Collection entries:
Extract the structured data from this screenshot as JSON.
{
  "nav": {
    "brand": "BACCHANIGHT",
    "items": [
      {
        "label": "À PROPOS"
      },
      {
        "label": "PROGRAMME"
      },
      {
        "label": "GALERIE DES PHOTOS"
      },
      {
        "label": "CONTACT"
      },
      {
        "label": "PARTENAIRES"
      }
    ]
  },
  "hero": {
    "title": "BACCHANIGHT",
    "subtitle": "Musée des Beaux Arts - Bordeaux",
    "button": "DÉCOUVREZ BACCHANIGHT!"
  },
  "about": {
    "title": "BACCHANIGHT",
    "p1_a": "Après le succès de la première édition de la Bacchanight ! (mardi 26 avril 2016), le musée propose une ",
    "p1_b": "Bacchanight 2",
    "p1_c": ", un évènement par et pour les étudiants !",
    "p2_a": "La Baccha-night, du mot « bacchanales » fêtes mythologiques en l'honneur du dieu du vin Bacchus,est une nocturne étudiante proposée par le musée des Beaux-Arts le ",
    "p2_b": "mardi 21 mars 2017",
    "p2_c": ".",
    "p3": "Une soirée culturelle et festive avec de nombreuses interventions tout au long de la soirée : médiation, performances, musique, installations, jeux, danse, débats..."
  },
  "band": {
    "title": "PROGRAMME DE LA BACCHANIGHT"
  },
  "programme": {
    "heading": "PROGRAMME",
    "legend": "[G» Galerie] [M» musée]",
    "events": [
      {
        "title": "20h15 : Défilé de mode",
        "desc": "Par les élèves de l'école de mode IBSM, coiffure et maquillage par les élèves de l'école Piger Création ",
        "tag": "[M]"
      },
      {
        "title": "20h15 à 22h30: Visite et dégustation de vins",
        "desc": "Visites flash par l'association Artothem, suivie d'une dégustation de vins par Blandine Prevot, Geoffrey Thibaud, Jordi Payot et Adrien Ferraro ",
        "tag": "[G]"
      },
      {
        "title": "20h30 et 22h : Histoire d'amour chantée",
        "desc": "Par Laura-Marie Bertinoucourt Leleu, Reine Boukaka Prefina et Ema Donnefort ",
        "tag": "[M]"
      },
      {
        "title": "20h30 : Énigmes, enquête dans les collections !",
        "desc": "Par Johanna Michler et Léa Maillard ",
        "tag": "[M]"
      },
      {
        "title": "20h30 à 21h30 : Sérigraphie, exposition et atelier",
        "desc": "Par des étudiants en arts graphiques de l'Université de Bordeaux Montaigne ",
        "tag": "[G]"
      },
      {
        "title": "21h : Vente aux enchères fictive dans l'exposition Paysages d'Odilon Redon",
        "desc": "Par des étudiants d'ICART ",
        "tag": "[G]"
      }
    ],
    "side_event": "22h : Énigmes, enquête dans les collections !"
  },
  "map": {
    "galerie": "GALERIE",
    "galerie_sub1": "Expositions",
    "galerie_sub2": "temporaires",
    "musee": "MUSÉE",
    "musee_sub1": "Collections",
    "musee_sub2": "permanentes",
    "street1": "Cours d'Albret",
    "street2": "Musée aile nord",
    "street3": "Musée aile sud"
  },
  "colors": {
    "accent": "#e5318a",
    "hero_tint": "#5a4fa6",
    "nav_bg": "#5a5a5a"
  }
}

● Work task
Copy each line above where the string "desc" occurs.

● Output of the task
        "desc": "Par les élèves de l'école de mode IBSM, coiffure et maquillage par les élèves de l'école Piger Création ",
        "desc": "Visites flash par l'association Artothem, suivie d'une dégustation de vins par Blandine Prevot, Geoffrey Thibaud, Jordi Payot et Adrien Ferraro ",
        "desc": "Par Laura-Marie Bertinoucourt Leleu, Reine Boukaka Prefina et Ema Donnefort ",
        "desc": "Par Johanna Michler et Léa Maillard ",
        "desc": "Par des étudiants en arts graphiques de l'Université de Bordeaux Montaigne ",
        "desc": "Par des étudiants d'ICART ",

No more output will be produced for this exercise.